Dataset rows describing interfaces

● ● ● ● ● ● ●

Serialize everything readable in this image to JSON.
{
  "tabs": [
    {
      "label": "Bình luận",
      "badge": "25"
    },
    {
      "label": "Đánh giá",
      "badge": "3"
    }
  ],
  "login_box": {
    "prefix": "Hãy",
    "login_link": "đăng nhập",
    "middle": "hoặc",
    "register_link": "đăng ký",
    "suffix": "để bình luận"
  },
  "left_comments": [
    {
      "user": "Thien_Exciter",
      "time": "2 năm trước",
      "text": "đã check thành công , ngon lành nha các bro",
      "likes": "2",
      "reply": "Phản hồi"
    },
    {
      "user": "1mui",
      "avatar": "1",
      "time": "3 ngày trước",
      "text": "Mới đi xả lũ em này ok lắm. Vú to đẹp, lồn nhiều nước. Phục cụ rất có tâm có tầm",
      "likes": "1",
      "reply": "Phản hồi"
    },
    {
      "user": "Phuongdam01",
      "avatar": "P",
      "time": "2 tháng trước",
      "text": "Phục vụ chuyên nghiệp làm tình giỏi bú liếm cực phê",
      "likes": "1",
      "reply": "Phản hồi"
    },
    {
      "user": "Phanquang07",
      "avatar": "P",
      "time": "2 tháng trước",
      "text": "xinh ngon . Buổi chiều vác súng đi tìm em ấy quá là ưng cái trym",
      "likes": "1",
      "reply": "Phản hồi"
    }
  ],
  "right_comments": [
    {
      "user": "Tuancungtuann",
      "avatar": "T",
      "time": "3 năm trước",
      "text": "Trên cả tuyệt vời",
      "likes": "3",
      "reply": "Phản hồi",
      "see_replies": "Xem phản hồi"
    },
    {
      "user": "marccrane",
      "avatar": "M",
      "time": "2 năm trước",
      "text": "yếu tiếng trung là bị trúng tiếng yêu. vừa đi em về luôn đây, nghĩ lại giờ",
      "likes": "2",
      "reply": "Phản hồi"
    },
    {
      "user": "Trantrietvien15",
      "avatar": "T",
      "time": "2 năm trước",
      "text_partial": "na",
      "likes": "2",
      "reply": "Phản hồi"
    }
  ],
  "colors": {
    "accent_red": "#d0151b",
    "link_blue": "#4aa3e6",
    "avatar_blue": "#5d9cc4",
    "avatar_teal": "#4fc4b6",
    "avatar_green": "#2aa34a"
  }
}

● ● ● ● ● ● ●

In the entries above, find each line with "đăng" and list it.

    "login_link": "đăng nhập",
    "register_link": "đăng ký",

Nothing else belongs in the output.